- [Your goal]: Give the number of lines below that hold the string "party", and nothing more.

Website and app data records
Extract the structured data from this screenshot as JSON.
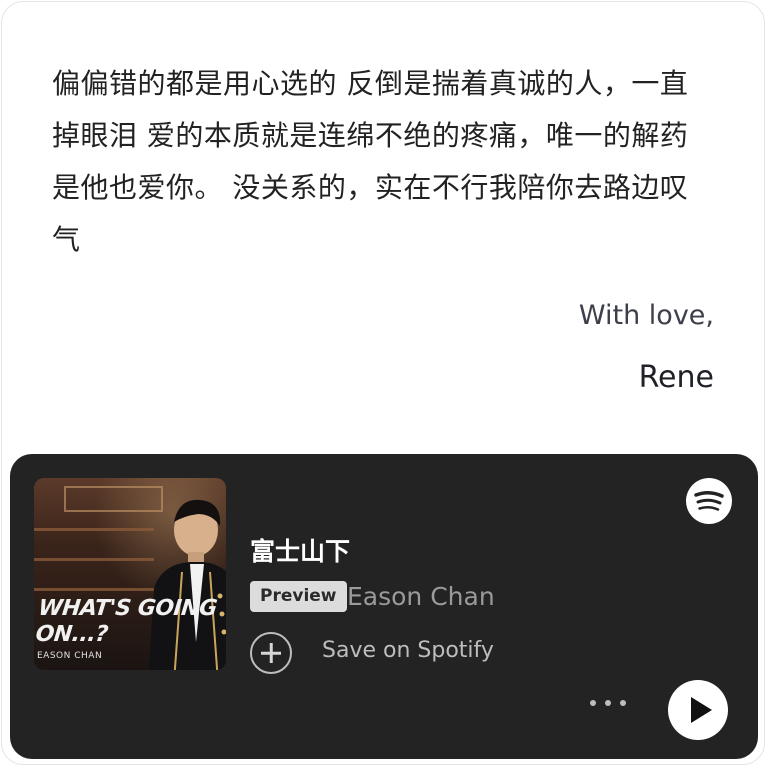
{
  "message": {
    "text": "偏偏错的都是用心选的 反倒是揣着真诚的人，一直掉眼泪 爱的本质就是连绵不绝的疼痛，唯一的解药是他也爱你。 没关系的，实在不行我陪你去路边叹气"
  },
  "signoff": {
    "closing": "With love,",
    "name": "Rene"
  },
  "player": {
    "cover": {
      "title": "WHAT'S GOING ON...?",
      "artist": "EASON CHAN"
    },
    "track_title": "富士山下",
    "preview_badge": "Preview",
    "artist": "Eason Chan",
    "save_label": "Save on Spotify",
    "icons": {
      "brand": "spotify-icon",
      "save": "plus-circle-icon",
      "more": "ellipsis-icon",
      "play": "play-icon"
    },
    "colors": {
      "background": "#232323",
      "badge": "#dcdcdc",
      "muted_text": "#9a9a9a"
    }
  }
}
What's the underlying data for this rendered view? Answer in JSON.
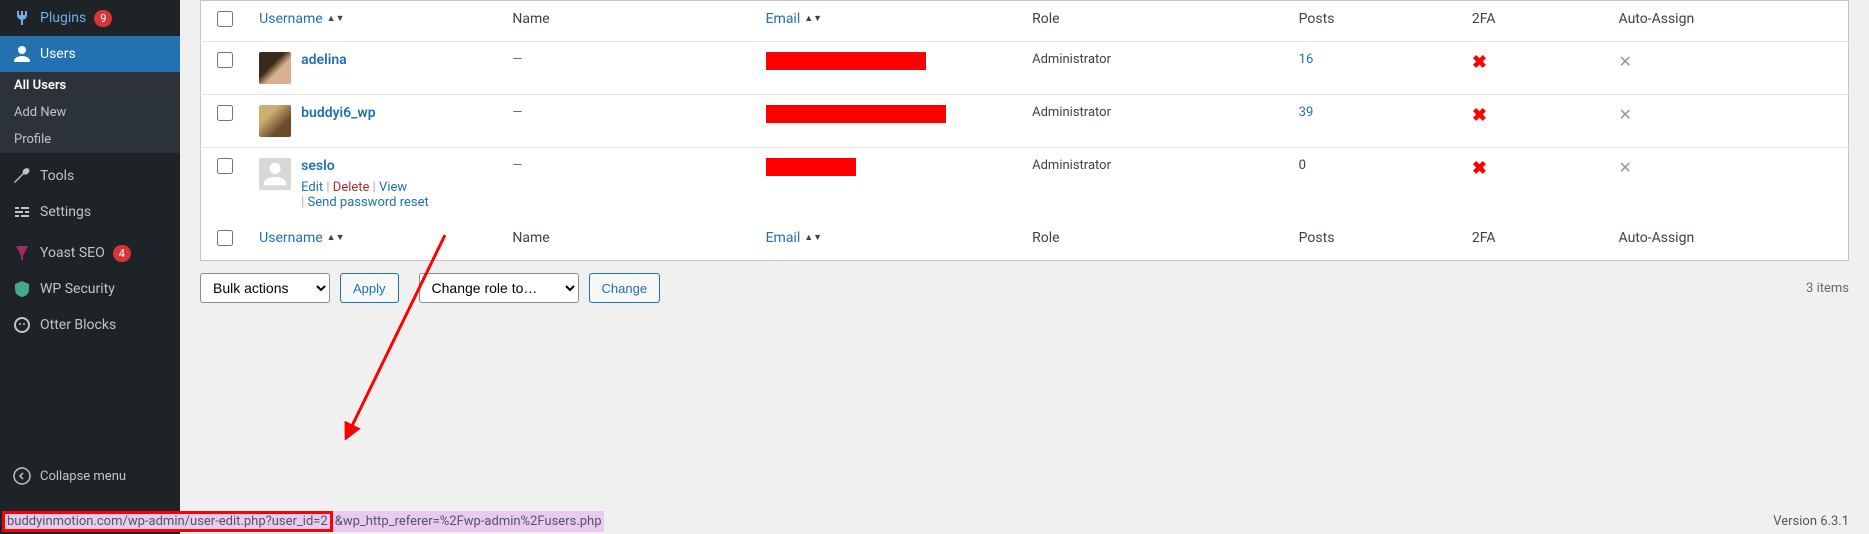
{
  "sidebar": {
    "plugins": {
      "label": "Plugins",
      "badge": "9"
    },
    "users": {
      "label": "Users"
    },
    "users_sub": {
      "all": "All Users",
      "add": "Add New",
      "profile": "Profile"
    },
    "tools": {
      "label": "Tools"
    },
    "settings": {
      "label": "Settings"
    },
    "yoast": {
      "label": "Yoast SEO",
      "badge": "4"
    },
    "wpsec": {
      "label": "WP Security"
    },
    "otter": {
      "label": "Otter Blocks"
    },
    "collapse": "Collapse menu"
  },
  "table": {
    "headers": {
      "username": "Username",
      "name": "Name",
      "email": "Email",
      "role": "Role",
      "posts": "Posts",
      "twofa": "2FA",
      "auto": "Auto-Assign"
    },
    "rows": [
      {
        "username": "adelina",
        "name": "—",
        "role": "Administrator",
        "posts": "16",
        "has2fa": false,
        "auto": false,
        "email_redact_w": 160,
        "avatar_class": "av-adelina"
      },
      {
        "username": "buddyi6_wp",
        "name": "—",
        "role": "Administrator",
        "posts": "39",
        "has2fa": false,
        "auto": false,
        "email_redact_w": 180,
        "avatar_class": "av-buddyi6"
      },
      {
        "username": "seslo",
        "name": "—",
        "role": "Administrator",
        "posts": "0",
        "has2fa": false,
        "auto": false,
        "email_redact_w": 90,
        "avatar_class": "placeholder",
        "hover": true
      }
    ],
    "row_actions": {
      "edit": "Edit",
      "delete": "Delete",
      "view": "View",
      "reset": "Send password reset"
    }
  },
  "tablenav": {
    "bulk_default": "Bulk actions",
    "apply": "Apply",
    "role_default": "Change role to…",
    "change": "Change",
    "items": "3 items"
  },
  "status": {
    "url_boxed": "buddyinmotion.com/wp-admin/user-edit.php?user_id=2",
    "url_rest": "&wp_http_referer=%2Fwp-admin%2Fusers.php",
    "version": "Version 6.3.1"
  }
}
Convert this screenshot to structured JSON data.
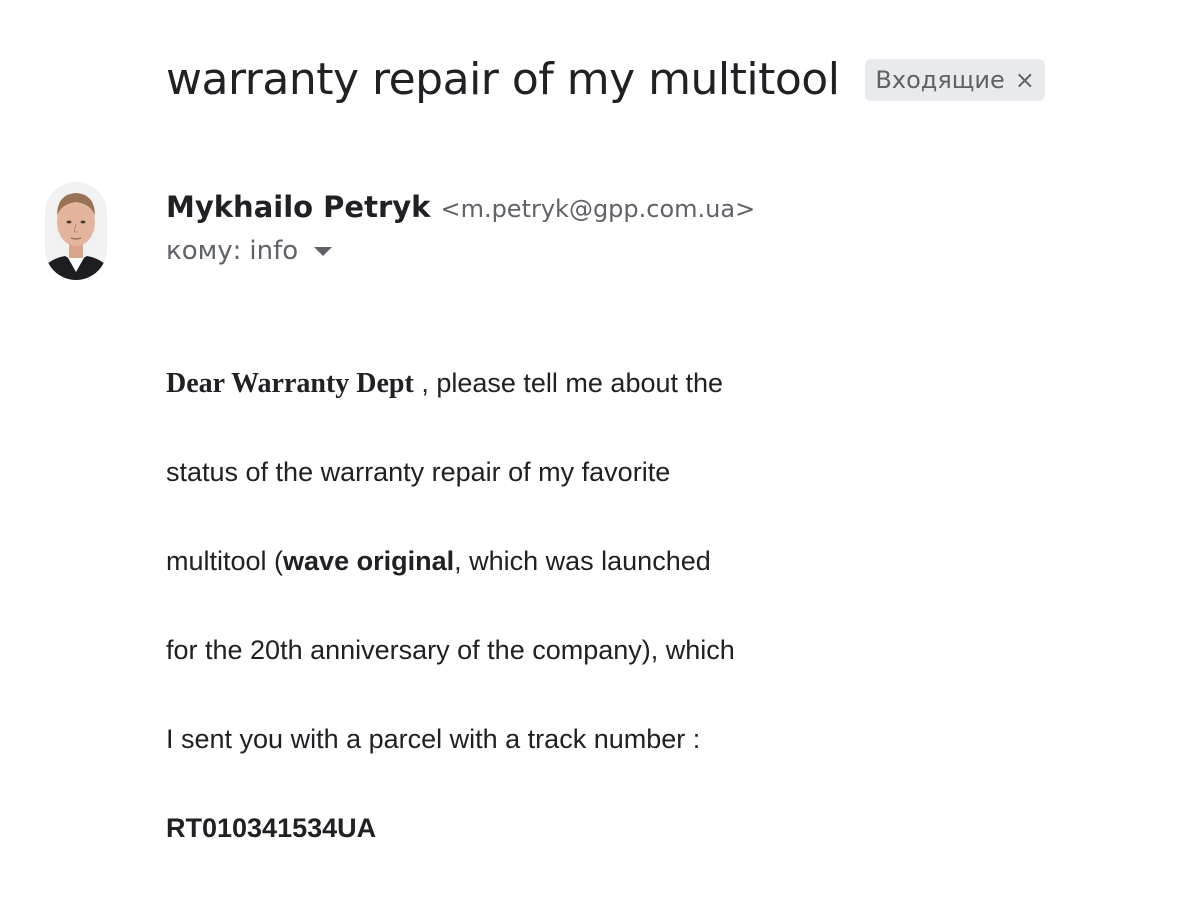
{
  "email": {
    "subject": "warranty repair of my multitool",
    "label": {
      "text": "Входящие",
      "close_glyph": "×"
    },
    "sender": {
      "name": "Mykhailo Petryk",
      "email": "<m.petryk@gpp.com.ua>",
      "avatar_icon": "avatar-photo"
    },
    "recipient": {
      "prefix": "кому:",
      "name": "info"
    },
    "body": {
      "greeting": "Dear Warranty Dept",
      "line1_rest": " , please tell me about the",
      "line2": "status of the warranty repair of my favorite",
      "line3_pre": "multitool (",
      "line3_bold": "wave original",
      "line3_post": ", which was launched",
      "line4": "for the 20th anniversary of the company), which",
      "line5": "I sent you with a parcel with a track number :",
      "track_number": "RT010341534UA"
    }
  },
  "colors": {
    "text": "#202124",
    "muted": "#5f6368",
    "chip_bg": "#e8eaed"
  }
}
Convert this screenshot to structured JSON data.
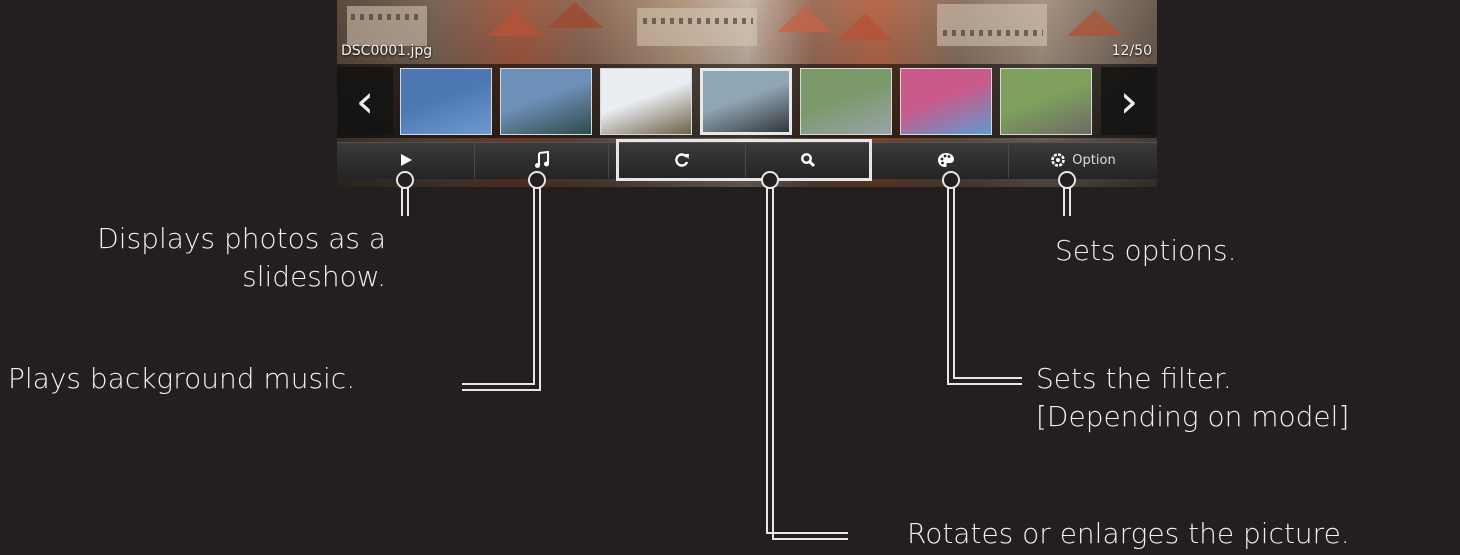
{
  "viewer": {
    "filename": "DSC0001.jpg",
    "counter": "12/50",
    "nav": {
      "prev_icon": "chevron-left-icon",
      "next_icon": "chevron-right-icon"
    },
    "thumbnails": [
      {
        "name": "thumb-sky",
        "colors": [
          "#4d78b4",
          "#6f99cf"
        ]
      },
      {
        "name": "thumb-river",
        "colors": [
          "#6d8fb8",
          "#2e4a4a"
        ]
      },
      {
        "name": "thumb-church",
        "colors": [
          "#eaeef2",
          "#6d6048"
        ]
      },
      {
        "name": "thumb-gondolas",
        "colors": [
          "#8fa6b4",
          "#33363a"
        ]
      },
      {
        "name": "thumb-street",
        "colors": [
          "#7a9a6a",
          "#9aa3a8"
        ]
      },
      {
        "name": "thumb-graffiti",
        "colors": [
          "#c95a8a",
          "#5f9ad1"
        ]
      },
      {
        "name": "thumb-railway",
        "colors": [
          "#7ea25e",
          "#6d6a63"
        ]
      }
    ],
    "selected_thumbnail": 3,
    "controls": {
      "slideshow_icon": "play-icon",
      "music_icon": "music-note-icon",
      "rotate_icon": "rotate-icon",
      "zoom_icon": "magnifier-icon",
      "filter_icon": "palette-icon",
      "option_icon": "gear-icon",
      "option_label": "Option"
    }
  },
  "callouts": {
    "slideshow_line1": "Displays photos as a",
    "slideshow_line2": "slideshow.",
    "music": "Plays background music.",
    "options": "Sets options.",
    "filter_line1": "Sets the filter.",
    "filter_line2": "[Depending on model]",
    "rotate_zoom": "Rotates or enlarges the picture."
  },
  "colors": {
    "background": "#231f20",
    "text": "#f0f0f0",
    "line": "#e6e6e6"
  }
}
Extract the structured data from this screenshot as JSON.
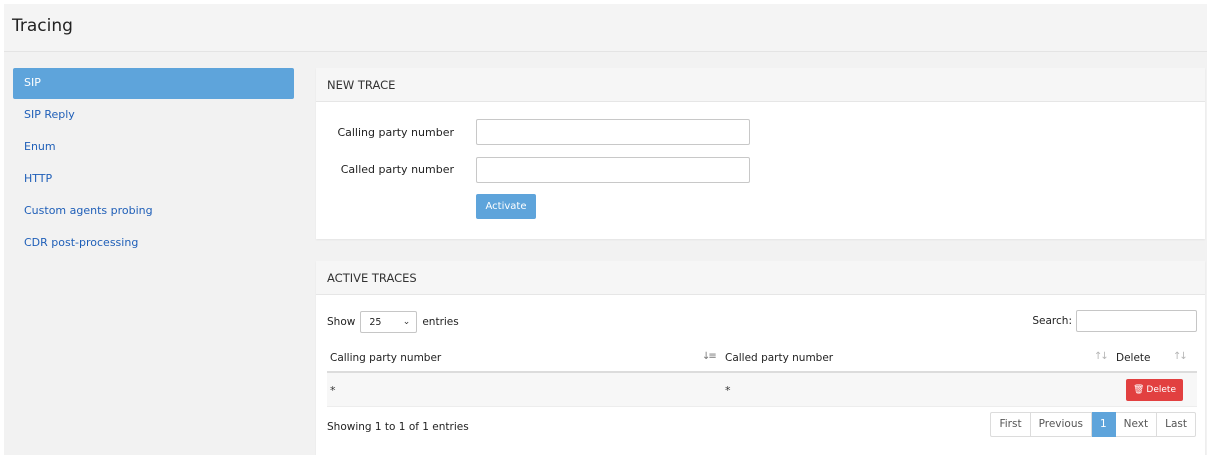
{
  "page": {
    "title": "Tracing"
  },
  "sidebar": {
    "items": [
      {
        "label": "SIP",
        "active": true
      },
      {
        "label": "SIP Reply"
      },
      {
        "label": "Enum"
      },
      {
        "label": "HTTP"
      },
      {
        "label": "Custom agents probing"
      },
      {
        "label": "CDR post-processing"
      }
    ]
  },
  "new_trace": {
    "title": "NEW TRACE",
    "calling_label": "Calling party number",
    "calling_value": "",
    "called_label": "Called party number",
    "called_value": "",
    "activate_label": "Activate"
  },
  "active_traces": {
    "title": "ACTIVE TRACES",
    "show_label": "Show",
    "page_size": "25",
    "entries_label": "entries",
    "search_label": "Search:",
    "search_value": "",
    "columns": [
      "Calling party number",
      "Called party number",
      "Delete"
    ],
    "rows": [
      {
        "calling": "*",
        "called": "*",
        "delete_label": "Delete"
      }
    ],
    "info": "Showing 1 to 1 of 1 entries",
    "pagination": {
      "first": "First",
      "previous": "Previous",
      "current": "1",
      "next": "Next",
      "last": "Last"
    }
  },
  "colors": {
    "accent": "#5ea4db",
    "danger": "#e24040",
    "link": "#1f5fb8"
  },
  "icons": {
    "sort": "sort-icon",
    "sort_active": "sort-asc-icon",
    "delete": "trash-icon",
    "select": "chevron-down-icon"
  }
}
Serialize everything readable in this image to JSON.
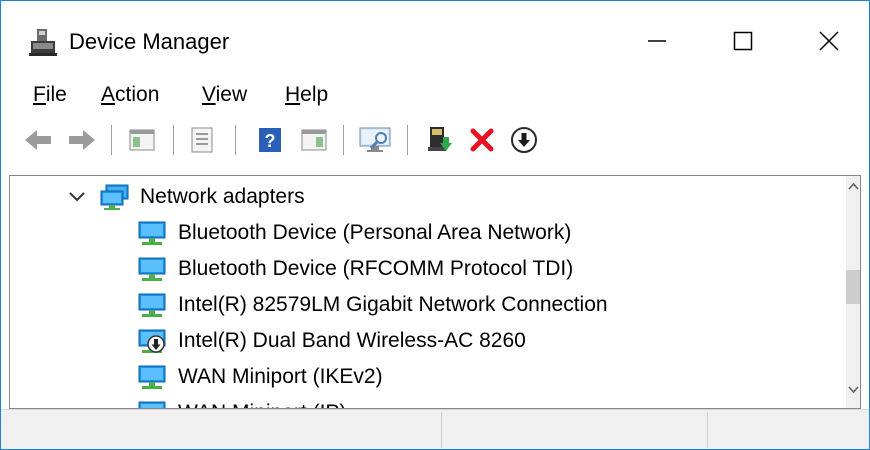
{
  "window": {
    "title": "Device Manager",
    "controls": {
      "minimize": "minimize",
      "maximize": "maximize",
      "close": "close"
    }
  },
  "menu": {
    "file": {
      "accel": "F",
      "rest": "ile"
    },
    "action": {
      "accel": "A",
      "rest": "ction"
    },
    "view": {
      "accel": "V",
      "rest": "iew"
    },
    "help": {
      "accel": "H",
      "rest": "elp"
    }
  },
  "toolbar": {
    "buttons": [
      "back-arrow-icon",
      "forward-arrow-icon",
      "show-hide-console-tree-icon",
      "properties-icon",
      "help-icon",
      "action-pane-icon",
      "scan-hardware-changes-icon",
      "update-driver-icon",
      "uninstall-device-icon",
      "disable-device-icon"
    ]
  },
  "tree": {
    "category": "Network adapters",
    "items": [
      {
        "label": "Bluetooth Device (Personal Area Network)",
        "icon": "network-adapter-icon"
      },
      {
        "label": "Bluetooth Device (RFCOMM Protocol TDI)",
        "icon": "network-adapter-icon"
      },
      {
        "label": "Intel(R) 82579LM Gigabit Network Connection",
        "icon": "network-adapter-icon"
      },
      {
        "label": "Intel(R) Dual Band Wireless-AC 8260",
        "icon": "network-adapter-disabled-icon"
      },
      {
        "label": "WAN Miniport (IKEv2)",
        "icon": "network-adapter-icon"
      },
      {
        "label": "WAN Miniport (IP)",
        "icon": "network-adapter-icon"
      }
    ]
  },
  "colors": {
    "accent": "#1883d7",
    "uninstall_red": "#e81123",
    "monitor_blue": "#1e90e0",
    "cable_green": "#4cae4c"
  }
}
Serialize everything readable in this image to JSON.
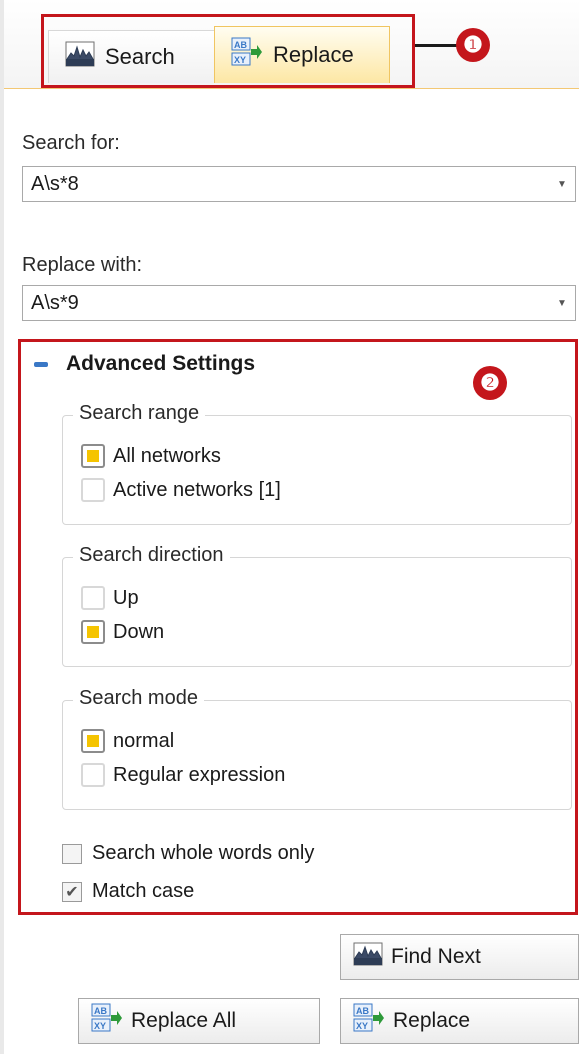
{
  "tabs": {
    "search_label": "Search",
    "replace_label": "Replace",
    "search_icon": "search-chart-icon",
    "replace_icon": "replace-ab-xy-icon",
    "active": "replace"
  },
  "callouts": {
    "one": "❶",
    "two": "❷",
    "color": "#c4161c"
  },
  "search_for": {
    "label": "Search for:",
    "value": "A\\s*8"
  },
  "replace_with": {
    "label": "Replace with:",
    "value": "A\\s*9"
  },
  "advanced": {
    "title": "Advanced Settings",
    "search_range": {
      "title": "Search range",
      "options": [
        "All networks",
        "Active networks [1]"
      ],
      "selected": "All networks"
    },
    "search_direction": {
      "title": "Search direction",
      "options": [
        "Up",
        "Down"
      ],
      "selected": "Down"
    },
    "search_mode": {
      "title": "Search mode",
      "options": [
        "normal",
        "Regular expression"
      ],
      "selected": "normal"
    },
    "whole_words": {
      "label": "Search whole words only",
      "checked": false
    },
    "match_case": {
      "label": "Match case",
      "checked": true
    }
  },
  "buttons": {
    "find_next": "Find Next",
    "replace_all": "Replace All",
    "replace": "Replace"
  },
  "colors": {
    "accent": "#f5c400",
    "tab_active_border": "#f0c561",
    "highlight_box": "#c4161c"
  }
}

- [Solution to the exercise]: 4